As the number of craft breweries has grown, so has the number of trademark disputes. Some of them have gotten nasty. But according to the experts, many of these disputes are avoidable.
Andy Crouch of All About Beer magazine spoke to attorneys who do trademark work for breweries. Topping their list of advice: protect the mark by registering it with the federal government. Even though a brewery acquires limited trademark protection by putting its product on the market, failure to register invites rival breweries to register first, and leads to disputes over the where the brewery’s territory ends. Before bringing its beer to market, the brewery should also do its homework, paying particular attention to whether similar marks are already registered.
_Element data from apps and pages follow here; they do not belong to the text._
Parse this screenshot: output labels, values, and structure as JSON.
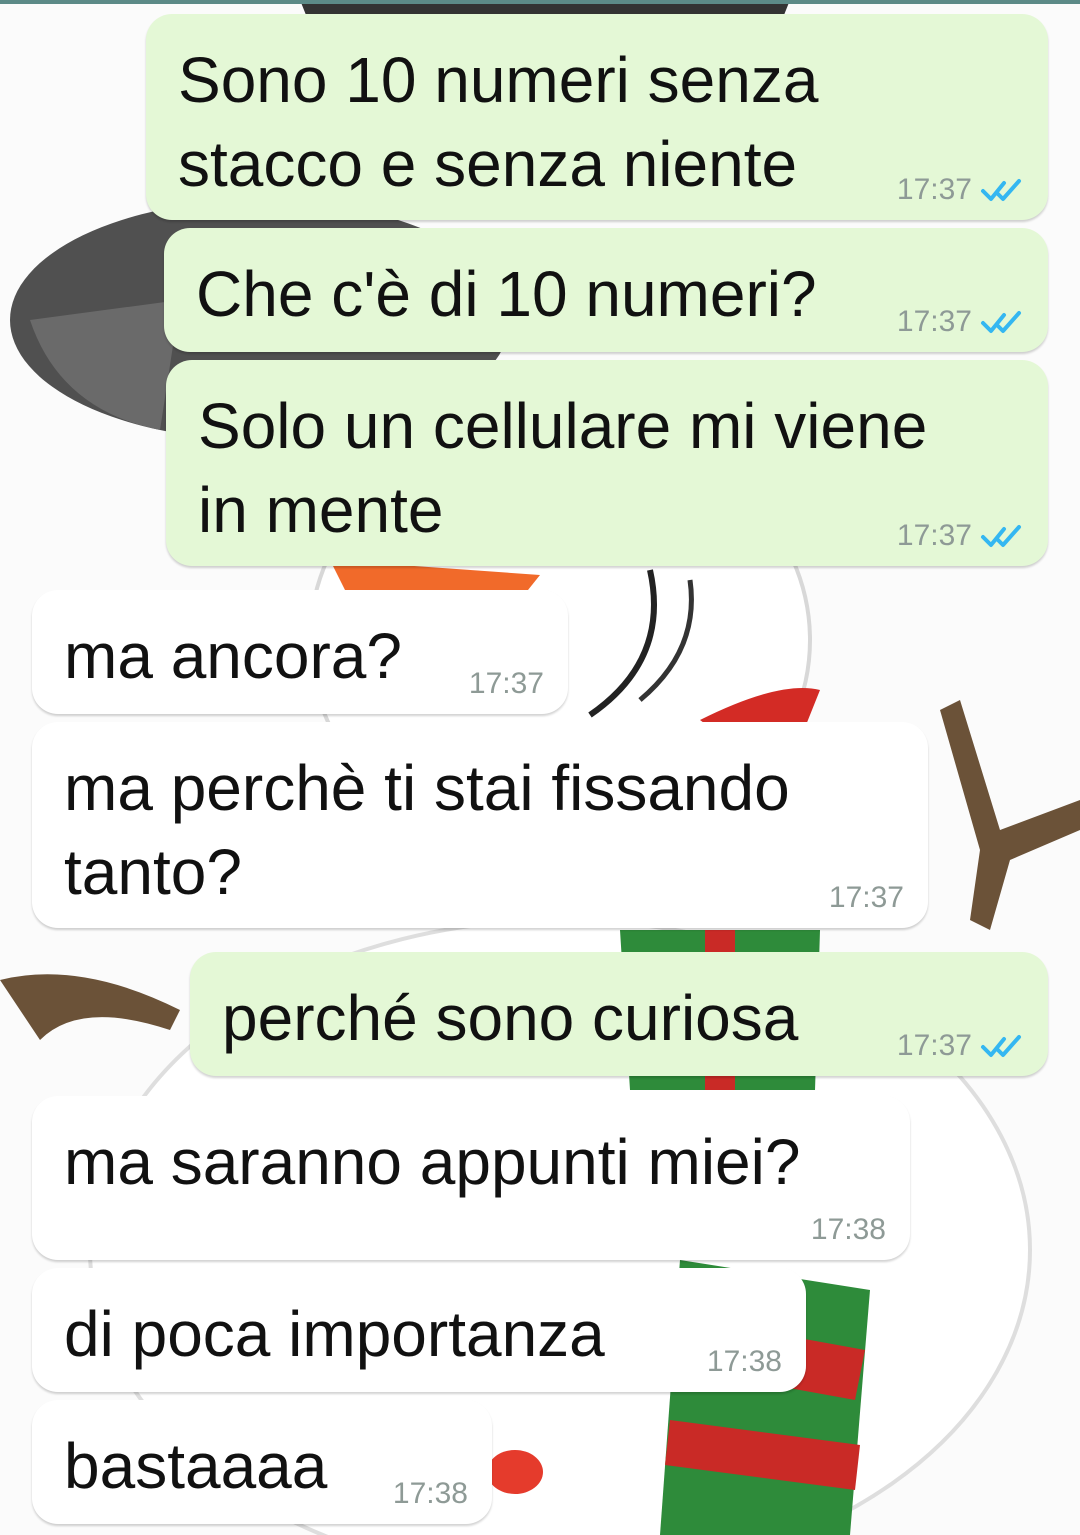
{
  "chat": {
    "wallpaper": "snowman-wallpaper",
    "colors": {
      "outgoing_bubble": "#e4f8d6",
      "incoming_bubble": "#ffffff",
      "read_ticks": "#34b7f1",
      "timestamp": "#8e9a96"
    },
    "messages": [
      {
        "direction": "outgoing",
        "text": "Sono 10 numeri senza\nstacco e senza niente",
        "time": "17:37",
        "status": "read",
        "status_icon": "double-check-icon"
      },
      {
        "direction": "outgoing",
        "text": "Che c'è di 10 numeri?",
        "time": "17:37",
        "status": "read",
        "status_icon": "double-check-icon"
      },
      {
        "direction": "outgoing",
        "text": "Solo un cellulare mi viene\nin mente",
        "time": "17:37",
        "status": "read",
        "status_icon": "double-check-icon"
      },
      {
        "direction": "incoming",
        "text": "ma ancora?",
        "time": "17:37"
      },
      {
        "direction": "incoming",
        "text": "ma perchè ti stai fissando\ntanto?",
        "time": "17:37"
      },
      {
        "direction": "outgoing",
        "text": "perché sono curiosa",
        "time": "17:37",
        "status": "read",
        "status_icon": "double-check-icon"
      },
      {
        "direction": "incoming",
        "text": "ma saranno appunti miei?",
        "time": "17:38"
      },
      {
        "direction": "incoming",
        "text": "di poca importanza",
        "time": "17:38"
      },
      {
        "direction": "incoming",
        "text": "bastaaaa",
        "time": "17:38"
      }
    ]
  }
}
It should also invest the time and come up with distinctive marks that are easy to defend–though that job is getting harder as the number of breweries grows.
“Use it or lose it” is a basic principle of trademark law. This means a brewery can’t sit idly by when a competitor brings out a beer with a similar name or appearance. But how should a brewery deal with such a situation? A polite letter to the competitor often solve the problem, since most infringers are unaware that someone else has a better claim. However, some disputes can’t be resolved amicably. In those cases, the worst thing the combatants can do is litigate their case in the social media. All that does is make one side appear whiny and the other look like a villain, and makes both sides look petty to boot.
Here’s another sign that the craft brewing industry is experiencing growing pains. With more than 2,000 breweries doing business in America, unique beer names are getting harder to come by. As a result, brewery owners are finding out–sometimes the hard way–that someone is always using that name and thus owns the trademark. While most disputes over beer names are resolved without a lawsuit–the copycat brewery simply chooses a new name–some say that tougher competition for market share has made people less cooperative.
Rock Art Brewery, a micro located in Vermont’s Northeast Kingdom, is facing a trademark suit over its use of “Vermonster” for one of its beers. Hansen Beverage Company, the maker of Monster energy drinks, contends that “Vermonster” would dilute the “Monster” trademark and has demanded that Rock Art stop using the name.
Rock Art isn’t the first brewery to be on the receiving end of a cease-and-desist letter over the use of a beer name. Some years ago Bell’s Brewery, Inc., changed “Solsun” to “Oberon” after the Mexican brewer of “Sol” beer threatened to take Bell’s to court.